• [Problem description]: Give back the full data, unchanged and complete.

(Data section begins)

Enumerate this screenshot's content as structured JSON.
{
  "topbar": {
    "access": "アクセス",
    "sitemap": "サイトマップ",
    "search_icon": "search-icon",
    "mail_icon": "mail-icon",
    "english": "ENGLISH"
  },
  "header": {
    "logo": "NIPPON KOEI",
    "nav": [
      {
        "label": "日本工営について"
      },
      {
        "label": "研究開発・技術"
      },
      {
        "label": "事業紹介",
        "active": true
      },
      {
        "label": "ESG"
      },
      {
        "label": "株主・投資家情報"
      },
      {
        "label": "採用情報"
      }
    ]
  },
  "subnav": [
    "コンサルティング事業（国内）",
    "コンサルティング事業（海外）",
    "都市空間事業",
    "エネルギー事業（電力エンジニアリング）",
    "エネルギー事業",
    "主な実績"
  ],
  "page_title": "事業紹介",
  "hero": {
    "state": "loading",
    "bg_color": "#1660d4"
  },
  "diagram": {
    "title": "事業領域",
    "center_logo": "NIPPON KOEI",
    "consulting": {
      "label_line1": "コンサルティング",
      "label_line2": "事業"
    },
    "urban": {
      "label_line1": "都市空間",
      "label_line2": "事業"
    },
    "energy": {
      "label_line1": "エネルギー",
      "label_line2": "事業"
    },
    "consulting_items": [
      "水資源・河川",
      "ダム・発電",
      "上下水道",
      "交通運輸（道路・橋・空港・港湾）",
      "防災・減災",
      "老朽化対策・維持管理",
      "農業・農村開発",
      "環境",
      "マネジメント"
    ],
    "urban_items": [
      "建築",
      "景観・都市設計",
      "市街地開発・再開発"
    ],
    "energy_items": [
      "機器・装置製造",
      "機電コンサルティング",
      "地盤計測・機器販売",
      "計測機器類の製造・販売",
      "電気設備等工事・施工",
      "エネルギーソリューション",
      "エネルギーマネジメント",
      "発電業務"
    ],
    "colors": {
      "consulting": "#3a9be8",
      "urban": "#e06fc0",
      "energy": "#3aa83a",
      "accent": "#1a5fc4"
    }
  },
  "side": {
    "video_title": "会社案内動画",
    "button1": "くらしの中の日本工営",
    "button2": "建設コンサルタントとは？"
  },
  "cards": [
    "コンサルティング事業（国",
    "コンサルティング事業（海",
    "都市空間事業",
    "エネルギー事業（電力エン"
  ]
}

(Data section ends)

• [Response]:
Enumerate this screenshot's content as structured JSON.
{
  "topbar": {
    "access": "アクセス",
    "sitemap": "サイトマップ",
    "search_icon": "search-icon",
    "mail_icon": "mail-icon",
    "english": "ENGLISH"
  },
  "header": {
    "logo": "NIPPON KOEI",
    "nav": [
      {
        "label": "日本工営について"
      },
      {
        "label": "研究開発・技術"
      },
      {
        "label": "事業紹介",
        "active": true
      },
      {
        "label": "ESG"
      },
      {
        "label": "株主・投資家情報"
      },
      {
        "label": "採用情報"
      }
    ]
  },
  "subnav": [
    "コンサルティング事業（国内）",
    "コンサルティング事業（海外）",
    "都市空間事業",
    "エネルギー事業（電力エンジニアリング）",
    "エネルギー事業",
    "主な実績"
  ],
  "page_title": "事業紹介",
  "hero": {
    "state": "loading",
    "bg_color": "#1660d4"
  },
  "diagram": {
    "title": "事業領域",
    "center_logo": "NIPPON KOEI",
    "consulting": {
      "label_line1": "コンサルティング",
      "label_line2": "事業"
    },
    "urban": {
      "label_line1": "都市空間",
      "label_line2": "事業"
    },
    "energy": {
      "label_line1": "エネルギー",
      "label_line2": "事業"
    },
    "consulting_items": [
      "水資源・河川",
      "ダム・発電",
      "上下水道",
      "交通運輸（道路・橋・空港・港湾）",
      "防災・減災",
      "老朽化対策・維持管理",
      "農業・農村開発",
      "環境",
      "マネジメント"
    ],
    "urban_items": [
      "建築",
      "景観・都市設計",
      "市街地開発・再開発"
    ],
    "energy_items": [
      "機器・装置製造",
      "機電コンサルティング",
      "地盤計測・機器販売",
      "計測機器類の製造・販売",
      "電気設備等工事・施工",
      "エネルギーソリューション",
      "エネルギーマネジメント",
      "発電業務"
    ],
    "colors": {
      "consulting": "#3a9be8",
      "urban": "#e06fc0",
      "energy": "#3aa83a",
      "accent": "#1a5fc4"
    }
  },
  "side": {
    "video_title": "会社案内動画",
    "button1": "くらしの中の日本工営",
    "button2": "建設コンサルタントとは？"
  },
  "cards": [
    "コンサルティング事業（国",
    "コンサルティング事業（海",
    "都市空間事業",
    "エネルギー事業（電力エン"
  ]
}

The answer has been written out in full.